Trip recommendation is an important location-based service that helps relieve users from the time and efforts for trip planning. It aims to recommend a sequence of places of interest (POIs) for a user to visit that maximizes the user's satisfaction. When adding a POI to a recommended trip, it is essential to understand the context of the recommendation, including the POI popularity, other POIs co-occurring in the trip, and the preferences of the user. These contextual factors are learned separately in existing studies, while in reality, they impact jointly on a user's choice of a POI to visit. In this study, we propose a POI embedding model to jointly learn the impact of these contextual factors. We call the learned POI embedding a context-aware POI embedding. To showcase the effectiveness of this embedding, we apply it to generate trip recommendations given a user and a time budget. We propose two trip recommendation algorithms based on our context-aware POI embedding. The first algorithm finds the exact optimal trip by transforming and solving the trip recommendation problem as an integer linear programming problem. To achieve a high computation efficiency, the second algorithm finds a heuristically optimal trip based on adaptive large neighborhood search. We perform extensive experiments on real datasets. The results show that our proposed algorithms consistently outperform state-of-the-art algorithms in trip recommendation quality, with an advantage of up to 43% in F1-score.
Learning a good representation of text is key to many recommendation applications. Examples include news recommendation where texts to be recommended are constantly published everyday. However, most existing recommendation techniques, such as matrix factorization based methods, mainly rely on interaction histories to learn representations of items.
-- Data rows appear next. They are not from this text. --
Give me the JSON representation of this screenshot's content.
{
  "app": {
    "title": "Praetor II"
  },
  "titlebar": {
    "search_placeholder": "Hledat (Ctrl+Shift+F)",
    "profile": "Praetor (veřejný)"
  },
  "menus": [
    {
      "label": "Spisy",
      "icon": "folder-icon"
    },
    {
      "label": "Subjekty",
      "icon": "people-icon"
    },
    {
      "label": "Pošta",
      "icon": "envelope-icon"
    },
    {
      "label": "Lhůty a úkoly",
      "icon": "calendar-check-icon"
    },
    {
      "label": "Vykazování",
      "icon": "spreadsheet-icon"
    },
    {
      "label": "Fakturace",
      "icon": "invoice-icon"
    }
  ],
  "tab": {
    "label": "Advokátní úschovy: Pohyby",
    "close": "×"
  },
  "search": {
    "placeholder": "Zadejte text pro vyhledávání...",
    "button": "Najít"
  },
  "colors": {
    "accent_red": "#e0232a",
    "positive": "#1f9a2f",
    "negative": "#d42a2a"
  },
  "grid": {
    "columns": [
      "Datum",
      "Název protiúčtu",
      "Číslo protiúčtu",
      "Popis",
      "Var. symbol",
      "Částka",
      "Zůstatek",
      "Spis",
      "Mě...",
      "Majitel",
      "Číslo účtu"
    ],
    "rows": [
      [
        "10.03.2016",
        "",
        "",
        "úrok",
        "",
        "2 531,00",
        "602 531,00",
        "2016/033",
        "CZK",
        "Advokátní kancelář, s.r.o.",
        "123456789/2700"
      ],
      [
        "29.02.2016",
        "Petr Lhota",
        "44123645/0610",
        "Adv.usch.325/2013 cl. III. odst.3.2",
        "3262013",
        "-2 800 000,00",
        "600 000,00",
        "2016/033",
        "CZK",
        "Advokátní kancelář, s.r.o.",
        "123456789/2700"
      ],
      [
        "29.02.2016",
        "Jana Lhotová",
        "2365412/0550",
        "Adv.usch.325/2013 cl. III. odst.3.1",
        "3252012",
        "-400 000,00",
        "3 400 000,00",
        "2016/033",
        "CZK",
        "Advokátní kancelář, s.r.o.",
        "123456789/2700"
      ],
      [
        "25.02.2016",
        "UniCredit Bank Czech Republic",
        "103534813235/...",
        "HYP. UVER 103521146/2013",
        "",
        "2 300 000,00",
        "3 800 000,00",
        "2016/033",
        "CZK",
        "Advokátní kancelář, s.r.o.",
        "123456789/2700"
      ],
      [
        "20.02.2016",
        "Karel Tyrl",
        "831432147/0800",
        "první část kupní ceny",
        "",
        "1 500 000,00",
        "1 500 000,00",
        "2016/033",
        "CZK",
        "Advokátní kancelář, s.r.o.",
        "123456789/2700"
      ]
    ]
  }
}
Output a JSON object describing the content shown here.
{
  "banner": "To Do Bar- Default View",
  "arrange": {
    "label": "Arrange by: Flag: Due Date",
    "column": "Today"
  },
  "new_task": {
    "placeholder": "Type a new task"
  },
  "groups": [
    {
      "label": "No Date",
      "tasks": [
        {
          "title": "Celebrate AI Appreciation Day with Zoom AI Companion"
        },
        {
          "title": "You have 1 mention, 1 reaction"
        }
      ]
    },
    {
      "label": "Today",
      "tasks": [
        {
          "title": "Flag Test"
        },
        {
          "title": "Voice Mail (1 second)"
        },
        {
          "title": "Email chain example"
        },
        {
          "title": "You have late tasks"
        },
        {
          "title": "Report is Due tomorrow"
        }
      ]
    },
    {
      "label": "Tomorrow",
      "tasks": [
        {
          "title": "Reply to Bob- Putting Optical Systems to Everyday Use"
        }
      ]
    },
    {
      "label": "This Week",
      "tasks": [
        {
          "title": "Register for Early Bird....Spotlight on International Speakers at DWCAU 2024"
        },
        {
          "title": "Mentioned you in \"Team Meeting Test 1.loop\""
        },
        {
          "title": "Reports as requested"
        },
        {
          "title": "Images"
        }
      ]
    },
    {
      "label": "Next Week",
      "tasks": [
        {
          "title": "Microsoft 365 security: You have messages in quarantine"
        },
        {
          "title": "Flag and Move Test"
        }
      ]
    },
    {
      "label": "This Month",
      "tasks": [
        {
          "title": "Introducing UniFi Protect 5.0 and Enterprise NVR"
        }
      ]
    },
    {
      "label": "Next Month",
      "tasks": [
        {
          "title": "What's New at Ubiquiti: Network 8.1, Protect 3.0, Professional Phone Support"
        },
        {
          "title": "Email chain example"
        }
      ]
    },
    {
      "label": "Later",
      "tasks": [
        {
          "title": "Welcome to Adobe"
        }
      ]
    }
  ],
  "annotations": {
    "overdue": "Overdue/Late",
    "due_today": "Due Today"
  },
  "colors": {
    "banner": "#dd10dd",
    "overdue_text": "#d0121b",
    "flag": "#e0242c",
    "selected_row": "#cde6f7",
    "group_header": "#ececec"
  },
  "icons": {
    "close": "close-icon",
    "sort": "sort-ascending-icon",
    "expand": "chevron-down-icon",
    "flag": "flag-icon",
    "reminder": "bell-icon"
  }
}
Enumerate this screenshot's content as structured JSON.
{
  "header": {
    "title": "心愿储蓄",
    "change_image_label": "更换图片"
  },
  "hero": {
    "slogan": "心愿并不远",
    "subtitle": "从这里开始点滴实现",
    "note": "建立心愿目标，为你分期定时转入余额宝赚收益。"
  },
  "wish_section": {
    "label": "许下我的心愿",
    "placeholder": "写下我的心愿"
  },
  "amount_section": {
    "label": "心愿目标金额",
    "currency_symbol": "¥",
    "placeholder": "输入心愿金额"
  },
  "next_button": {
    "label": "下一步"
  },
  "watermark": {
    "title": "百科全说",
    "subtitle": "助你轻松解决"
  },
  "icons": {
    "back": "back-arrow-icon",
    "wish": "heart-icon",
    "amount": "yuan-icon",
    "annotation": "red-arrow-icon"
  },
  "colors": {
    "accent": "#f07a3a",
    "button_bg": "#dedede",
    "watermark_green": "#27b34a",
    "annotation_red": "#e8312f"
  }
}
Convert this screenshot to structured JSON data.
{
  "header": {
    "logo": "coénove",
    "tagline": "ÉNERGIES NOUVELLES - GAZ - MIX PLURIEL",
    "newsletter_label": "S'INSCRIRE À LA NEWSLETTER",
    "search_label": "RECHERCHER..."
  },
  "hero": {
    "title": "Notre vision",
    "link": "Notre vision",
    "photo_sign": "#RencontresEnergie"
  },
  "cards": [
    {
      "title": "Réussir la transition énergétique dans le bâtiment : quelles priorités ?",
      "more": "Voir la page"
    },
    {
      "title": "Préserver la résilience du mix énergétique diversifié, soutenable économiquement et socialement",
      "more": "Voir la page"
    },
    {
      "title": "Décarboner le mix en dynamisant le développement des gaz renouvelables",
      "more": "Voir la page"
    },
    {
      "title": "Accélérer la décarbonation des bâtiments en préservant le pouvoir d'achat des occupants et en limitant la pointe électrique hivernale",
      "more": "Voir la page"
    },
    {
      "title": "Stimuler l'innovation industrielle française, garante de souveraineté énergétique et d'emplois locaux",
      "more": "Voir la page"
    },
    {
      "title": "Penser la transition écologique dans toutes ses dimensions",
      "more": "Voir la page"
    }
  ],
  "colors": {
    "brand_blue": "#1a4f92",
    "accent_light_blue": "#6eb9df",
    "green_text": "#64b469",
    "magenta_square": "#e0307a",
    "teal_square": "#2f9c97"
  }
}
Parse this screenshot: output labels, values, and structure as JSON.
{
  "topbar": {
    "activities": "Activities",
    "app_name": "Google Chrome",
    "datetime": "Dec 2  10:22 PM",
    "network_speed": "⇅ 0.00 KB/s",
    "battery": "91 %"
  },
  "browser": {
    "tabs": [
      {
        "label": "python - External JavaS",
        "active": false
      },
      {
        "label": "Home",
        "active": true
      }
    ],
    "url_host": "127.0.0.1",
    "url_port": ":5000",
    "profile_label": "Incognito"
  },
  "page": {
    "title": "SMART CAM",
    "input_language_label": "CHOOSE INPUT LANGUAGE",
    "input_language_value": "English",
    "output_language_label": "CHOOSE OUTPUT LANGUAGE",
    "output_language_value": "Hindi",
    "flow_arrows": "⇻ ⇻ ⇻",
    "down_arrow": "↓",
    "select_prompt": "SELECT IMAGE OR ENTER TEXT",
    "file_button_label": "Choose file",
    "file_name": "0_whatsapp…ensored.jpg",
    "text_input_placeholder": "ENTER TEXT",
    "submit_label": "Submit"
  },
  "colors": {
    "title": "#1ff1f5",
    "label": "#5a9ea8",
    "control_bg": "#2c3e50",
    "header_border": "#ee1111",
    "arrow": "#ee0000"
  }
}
While latent factors of items can be learned effectively from user interaction data, in many cases, such data is not available, especially for newly emerged items. In this work, we aim to address the problem of personalized recommendation for completely new items with text information available. We cast the problem as a personalized text ranking problem and propose a general framework that combines text embedding with personalized recommendation. Users and textual content are embedded into latent feature space. The text embedding function can be learned end-to-end by predicting user interactions with items. To alleviate sparsity in interaction data, and leverage large amount of text data with little or no user interactions, we further propose a joint text embedding model that incorporates unsupervised text embedding with a combination module. Experimental results show that our model can significantly improve the effectiveness of recommendation systems on real-world datasets.